The term you know all too well but may not be particularly fond of as an entrepreneur: business accounting. At times it can be downright cringe-worthy, especially when it comes to tax time, you might start to feel like a pugilist in the third round.
Thankfully, with new technology comes new software to help make this side of running a business just a little more bearable. Cloud-based accounting and invoicing software can significantly simplify the accounting experience, making it fast and easy to enter and track expenses, enter payments on invoices, and manage your cash flow.
However, most of these programmes are not meant to replace a qualified accountant. Especially when ensuring that the credits equal the debits, and everything is up to scratch for your Self Assessment tax return, it is more than a little useful to have a professional on your side.
Is an accountant really necessary?
Even if you’re just starting out or consider your business a bit small for an accountant just yet, you may want to take some time to take into account your goals for growth and development before putting off finding an accountant until you’re more established.
A recent study by the International Federation of Accountants (IFAC) reveals a strong positive correlation between startup success and accountants hired externally. In fact, they found that startups are almost 30pc less likely to fail if they worked with an accountant from the early stages.
Finding the right accountant for your business has never been easier. With a little bit of research, you can connect with an accountant who has a relevant background with companies in your industry and who you can get along with on a personal level.
So what can an accountant do for you?
Beyond helping with tax filing, an accountant can assist in a number of other areas that can directly contribute to the growth of your business, including:
- Help you craft a professional, thorough business plan.

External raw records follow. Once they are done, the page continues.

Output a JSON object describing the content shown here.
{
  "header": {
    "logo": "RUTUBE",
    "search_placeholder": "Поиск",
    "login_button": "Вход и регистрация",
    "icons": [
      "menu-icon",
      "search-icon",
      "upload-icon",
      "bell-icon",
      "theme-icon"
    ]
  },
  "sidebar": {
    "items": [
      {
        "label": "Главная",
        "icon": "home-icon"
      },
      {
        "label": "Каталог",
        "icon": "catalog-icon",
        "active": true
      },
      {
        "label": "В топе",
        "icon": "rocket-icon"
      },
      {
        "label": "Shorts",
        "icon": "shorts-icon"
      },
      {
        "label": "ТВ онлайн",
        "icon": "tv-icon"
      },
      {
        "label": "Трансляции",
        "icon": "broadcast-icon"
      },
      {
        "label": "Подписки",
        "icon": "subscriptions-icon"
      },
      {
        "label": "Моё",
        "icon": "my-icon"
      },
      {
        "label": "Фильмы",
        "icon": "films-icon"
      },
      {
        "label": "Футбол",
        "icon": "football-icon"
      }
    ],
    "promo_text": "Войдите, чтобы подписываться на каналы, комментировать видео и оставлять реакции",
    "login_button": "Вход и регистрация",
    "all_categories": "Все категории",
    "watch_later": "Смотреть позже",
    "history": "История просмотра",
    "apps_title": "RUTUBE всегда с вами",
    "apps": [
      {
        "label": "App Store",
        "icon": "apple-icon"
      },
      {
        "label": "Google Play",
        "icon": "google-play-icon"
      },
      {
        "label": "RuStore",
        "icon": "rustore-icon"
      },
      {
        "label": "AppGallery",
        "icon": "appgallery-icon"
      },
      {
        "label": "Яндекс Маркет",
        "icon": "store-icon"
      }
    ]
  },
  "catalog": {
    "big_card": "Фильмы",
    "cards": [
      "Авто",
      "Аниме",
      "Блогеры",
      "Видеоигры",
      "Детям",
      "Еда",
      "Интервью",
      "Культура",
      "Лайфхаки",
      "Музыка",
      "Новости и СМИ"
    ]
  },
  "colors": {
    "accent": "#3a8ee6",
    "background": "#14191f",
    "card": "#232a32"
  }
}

This includes your business model and is a crucial aspect of getting a strong start with your business and set out a clear strategy. Flaws or areas overlooked in a business plan can have disastrous effects later on, so it’s worthwhile to get an accountant to at least look over the financial section.
- Help you determine the best legal structure for your business. Are you a sole trader or is a limited company a better choice for the growth of your business? And which tax scheme is the right one? An accountant will have some legal knowledge of the best choice for your business, particularly when it comes to the ramifications regarding finance and tax.
- Help you stay on top of your finances so that they don’t get out of hand. If business starts to pick up rapidly, you may find you’re compromising certain things or putting them off until later. With an accountant, you can make sure that your business finances do not become one of them.
- Help with the financial administrative tasks. This means ensuring that your documentation meets local regulations and requirements. They will take care of the paperwork and handle discussions with the tax and business authorities so that you don’t have to. Which means more than just considerably less telephone queuing for you (although, that’s quite a perk).
- Advise you on important business decisions. As your business continues to grow, having an accountant that you can rely on to help with big decisions that involve your company finances can be invaluable.
Making the most of your accountant’s knowledge could not only translate to a healthier business, it can also teach you more about managing your company’s finances. By establishing strong communication with an accountant from the beginning, you can benefit throughout the growth of your business.